Lawmakers praise success in downing suspected Chinese spy balloon as concerns persist
The downing of a suspected Chinese surveillance balloon by the US military was met by lawmakers with a mix of praise for the safe and successful operation, criticism that it didn’t happen sooner and d concern about what information might have been collected and how to prevent something like this from happening again.
The balloon was shot down by a US fighter jet off South Carolina on Saturday afternoon after crossing the continental United States since Wednesday. The Pentagon confirmed that the high-altitude balloon was used for surveillance, disputing China’s claim that it was a civilian aircraft used for meteorological purposes.
President Joe Biden told reporters on Saturday he had ordered the Pentagon to bring the balloon down “as soon as possible” on Wednesday.

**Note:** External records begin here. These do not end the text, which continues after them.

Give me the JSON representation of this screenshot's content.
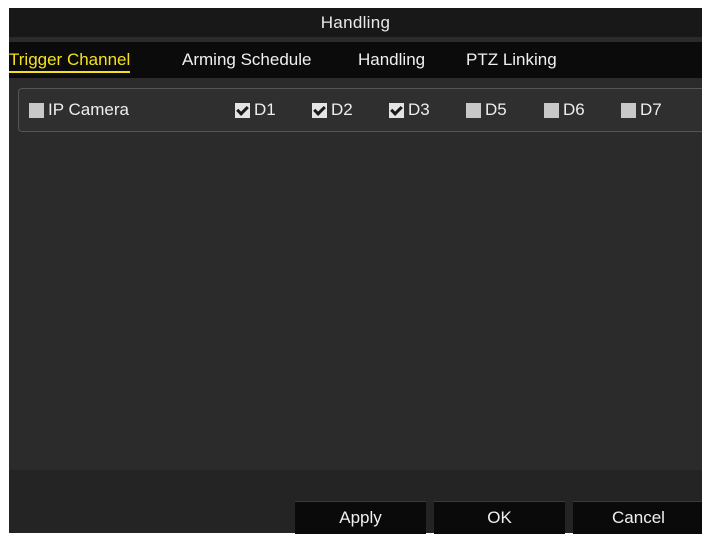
{
  "window": {
    "title": "Handling"
  },
  "tabs": [
    {
      "label": "Trigger Channel",
      "active": true
    },
    {
      "label": "Arming Schedule",
      "active": false
    },
    {
      "label": "Handling",
      "active": false
    },
    {
      "label": "PTZ Linking",
      "active": false
    }
  ],
  "channels": [
    {
      "label": "IP Camera",
      "checked": false
    },
    {
      "label": "D1",
      "checked": true
    },
    {
      "label": "D2",
      "checked": true
    },
    {
      "label": "D3",
      "checked": true
    },
    {
      "label": "D5",
      "checked": false
    },
    {
      "label": "D6",
      "checked": false
    },
    {
      "label": "D7",
      "checked": false
    }
  ],
  "buttons": {
    "apply": "Apply",
    "ok": "OK",
    "cancel": "Cancel"
  },
  "colors": {
    "active_tab": "#f5e020",
    "background": "#2b2b2b",
    "title_bar": "#181818",
    "tab_bar": "#0b0b0b"
  }
}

Although the operation was delayed until the balloon – carrying a payload described as the size of three buses – was off the coast, where threats to civilians were limited.

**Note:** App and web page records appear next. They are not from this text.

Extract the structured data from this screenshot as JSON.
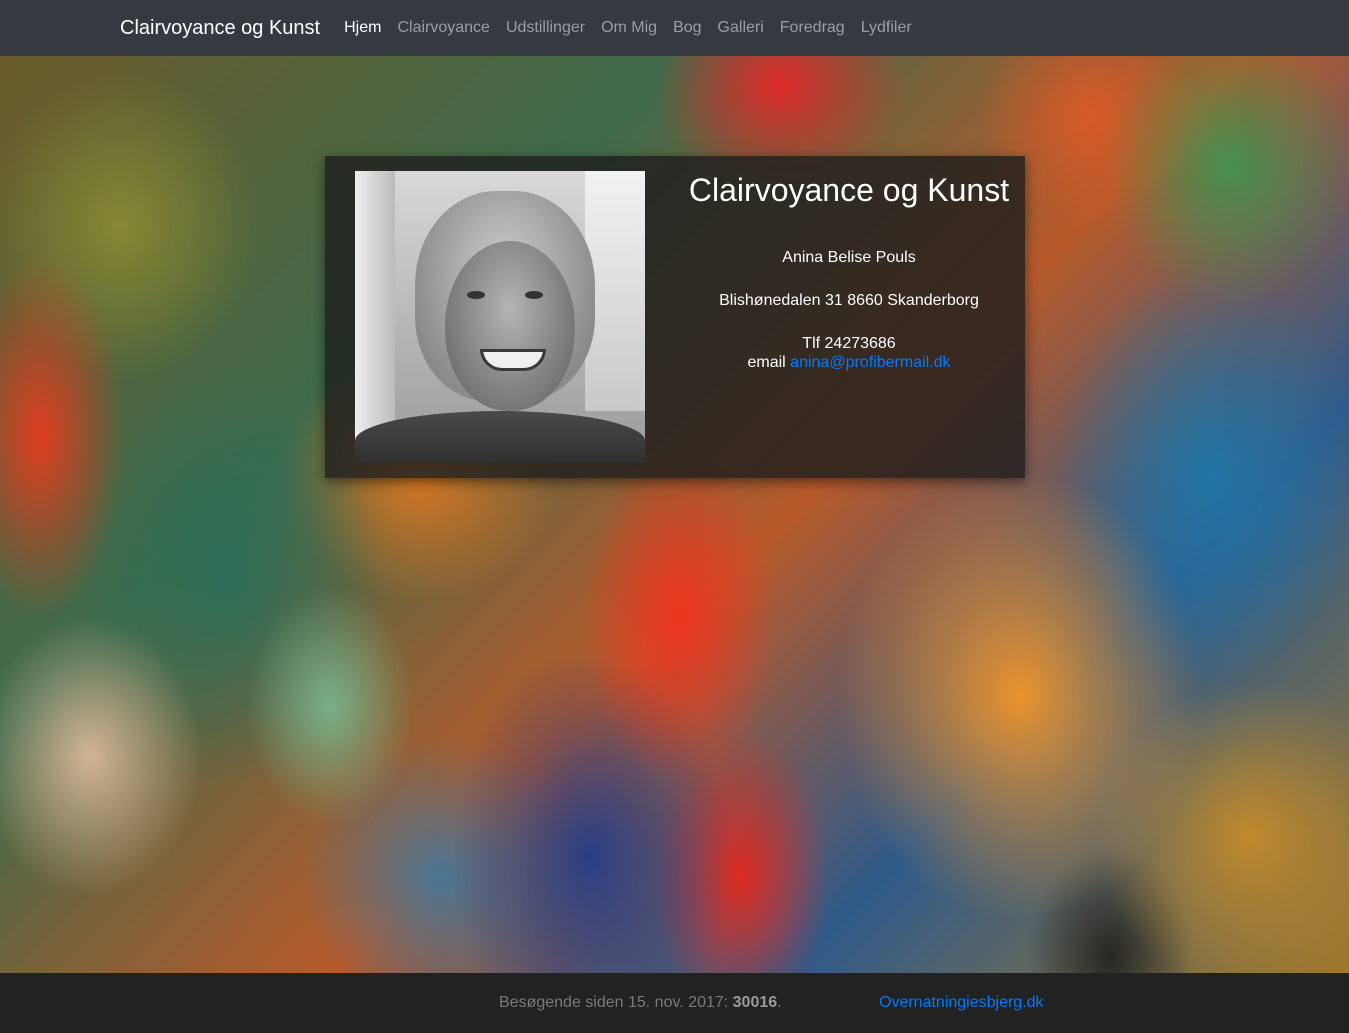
{
  "navbar": {
    "brand": "Clairvoyance og Kunst",
    "items": [
      {
        "label": "Hjem",
        "active": true
      },
      {
        "label": "Clairvoyance"
      },
      {
        "label": "Udstillinger"
      },
      {
        "label": "Om Mig"
      },
      {
        "label": "Bog"
      },
      {
        "label": "Galleri"
      },
      {
        "label": "Foredrag"
      },
      {
        "label": "Lydfiler"
      }
    ]
  },
  "card": {
    "title": "Clairvoyance og Kunst",
    "name": "Anina Belise Pouls",
    "address": "Blishønedalen 31 8660 Skanderborg",
    "phone": "Tlf 24273686",
    "email_prefix": "email",
    "email": "anina@profibermail.dk"
  },
  "footer": {
    "visitors_text": "Besøgende siden 15. nov. 2017:",
    "visitors_count": "30016",
    "visitors_suffix": ".",
    "link": "Overnatningiesbjerg.dk"
  },
  "colors": {
    "navbar_bg": "#343a40",
    "link": "#007bff",
    "footer_bg": "#222222"
  }
}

“They decided — without damaging anyone on the ground — they decided the best time to do it was when it was going over water within our 12-mile limit,” Biden said. “They managed to shoot it down and I want to commend our airmen who did it.”
A senior defense official told reporters it was useful to wait to knock down the ball outside the safety of those on the ground.
“The surveillance balloon’s overflight of US territory was invaluable to us,” the official said during a briefing on Saturday. “We were able to study and scrutinize the ball and its equipment, which was invaluable.”
Lawmakers across the aisle applauded the military for successfully shooting down the alleged surveillance balloon.
House Democratic Leader Hakeem Jeffries thanked Biden and the U.S. military for “putting the safety of the American people first.”
New York Democratic Senator Chuck Schumer bliss “Biden’s Leadership in Shooting China’s Balloon Over Water to Keep All Americans Safe”.
Tennessee Republican Rep. Mark Green, chairman of the Homeland Security Committee, said he was “satisfied” that the “spy tool” would not return to China.
At the same time, several lawmakers, including Green and other members of his party, reiterated criticism that the balloon should have been shot down earlier — before it crossed the continental United States — and that the situation called for a more forceful response.
Green said “the damage to US national security and US sovereignty has already been done.” Rep. Marjorie Taylor Greene, R-Ga., said Biden “refused to stop China,” while Sen. Tim Scott, RS.C., called him a “dereliction of duty by Biden”.
“We still don’t know what information was collected and where it was sent,” Scott tweeted.
Senior administration officials told ABC News that safely shooting down the balloon sends the message that the United States is protecting American lives while responding “effectively” to violations of American sovereignty.
Amid security concerns, Pentagon press secretary Brig. General Patrick Ryder said the balloon posed no physical or military threat, and once it was detected, the United States took steps to protect against the collection of sensitive information by foreign intelligence .
A senior military official told reporters on Saturday that the balloon was unlikely to deliver much more to China from hovering than could already be obtained from its satellites.
“Nevertheless, this balloon was clearly passing through sensitive sites, including sensitive military sites. We therefore took extra precautions to ensure that any additive information value would be minimized,” the official said.
The eventual shooting then served to “neutralize any intelligence value it may have produced” by preventing him from returning to China, the official said.
Following what he called “inexcusable” and “incompetent” spying on China, Democratic Virginia Senator Tim Kaine said this incident will be a “major focus” of the Senate Foreign Relations Committee hearing next week.
While recovery of balloon debris is underway, Michigan Democratic Rep. Elissa Slotkin called on all members of Congress to be briefed on the situation in the coming week and as more is learned. while calling for stronger action against China beyond Secretary of State Antony Blinken postponing his plan to travel to the country this weekend.
“Whether through new sanctions or tougher restrictions on U.S. exports to China, the message needs to be loud and clear,” Slotkin said. tweeted.
Chinese surveillance balloons have already been spotted over countries on five continents, including East Asia, South Asia and Europe, according to a senior defense official. In the United States, they briefly passed through the mainland United States at least three times during the Trump administration, senior administration officials said on Saturday.
Following the resolution of this last balloon, Republican Senator from Missouri Eric Schmitt said “We need to make sure this never happens again.”
ABC News’ Justin Gomez, MaryAlice Parks and Matt Seyler contributed to this report.